since commercial non-linear editing programs mostly try to find a niche in the market to be able to compete, they develop each their own rendering engines to excel over other brands.
most noticeable has this happened with 'adobe premiere' with the change from v5.5 to v6 or 'pro' (who will ever understand, that versions change so fast meanwhile, that they need to introduce new product-lines every 2 years meanwhile). with that change ('premiere' had been just a 'supporting'-application for 'after effects' before), 'premiere' lost many sympathy in the progressive market (like full-digital processing as done with game-screening), but gained a huge advantage over 'avid' in dv-production. the downside was, that there was less to no interest for 'mpeg4'-support, the program was optimised for dv-source editing and exporting to dv again.
this said, one has to consider, that most other editing software has it's own optimised renderer as well and even if 'vegas' is much more friendly towards 'mpeg4'-export, the total process of rendering and then exporting and encoding needs a continuous use of temporary fragments. which in most cases interferes with the codecs capability for motion-detection and optimising bandwidth - and is also more time-consuming.
some products give the option to prerender the timeline, which makes much sense, but that way the same huge file is created as when exporting as such.
by using 'virtualdub' for encoding, the additional advantage is to specufy the desired colourspace and also to have the probably smallest and best-working application doing the 'avi'-job, that there is.
for the audio-artifacts:
audio-processing is a problem for most editing software. quite often the audio is resampled internally or being changed to frame-count, while processing the video-tracks. this happens often, when the project (or the video-interpretation on import) is set to some standard-format. although it is needed in cases of live-footage to assure synchronisation, it is undesirable, when working with captured video.
also in that regard, it is a good idea to use the editing-software only for cutting and synching the timeline, but furtheron export audio and video separately and then mux it again, when encoding it in 'virtualdub'.
for the huge, intermediate file:

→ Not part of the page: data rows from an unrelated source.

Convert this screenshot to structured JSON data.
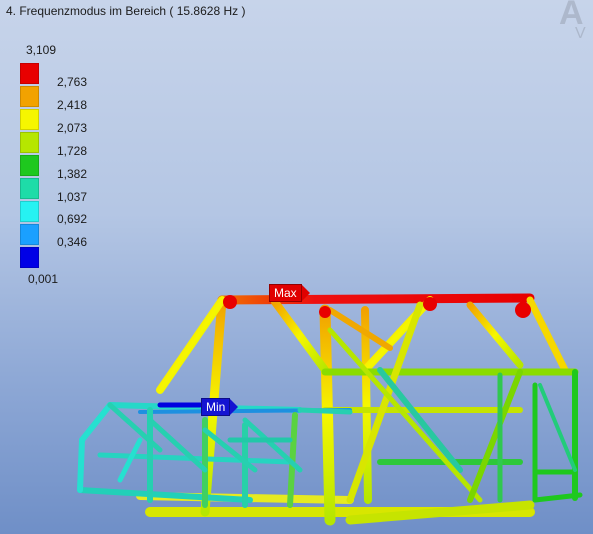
{
  "header": {
    "title": "4. Frequenzmodus im Bereich ( 15.8628 Hz )"
  },
  "legend": {
    "max_label": "3,109",
    "min_label": "0,001",
    "ticks": [
      "2,763",
      "2,418",
      "2,073",
      "1,728",
      "1,382",
      "1,037",
      "0,692",
      "0,346"
    ],
    "colors": [
      "#e80000",
      "#f2a200",
      "#f6f600",
      "#b6e600",
      "#1ec81e",
      "#1edca8",
      "#26f2f2",
      "#1aa0ff",
      "#0000e6"
    ]
  },
  "markers": {
    "max": {
      "label": "Max",
      "color": "#e00000"
    },
    "min": {
      "label": "Min",
      "color": "#1414d2"
    }
  },
  "colors": {
    "background_top": "#c7d4ea",
    "background_bottom": "#6f8fc7"
  }
}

there is a franeserver included in 'virtualdub', which makes use of most default filters. it can be set up to pull out audio/video from the editing software (as client) and hand it over to 'virtualdub' as proxy. it works flawless, but setup confuses me always a bit, so i never really used it often. however, from what i remember, the frameserver does a full 1st pass on the prerender, before having 'virtualdub' finishing the 2nd pass (for 'divx'/'xvid'). that way one avoids the fragmentation during analysis and also the intermediate file before encoding.
though, i didn't really have a closer look at the results for comparison - so it might be just a suggestion for experiment.
however, using the frameserver and 'virtualdub' for encoding is still faster than compressing with 'vegas' or 'premiere'.
deepo of "homeoputes"
lapinot, #17 @ simairracing.com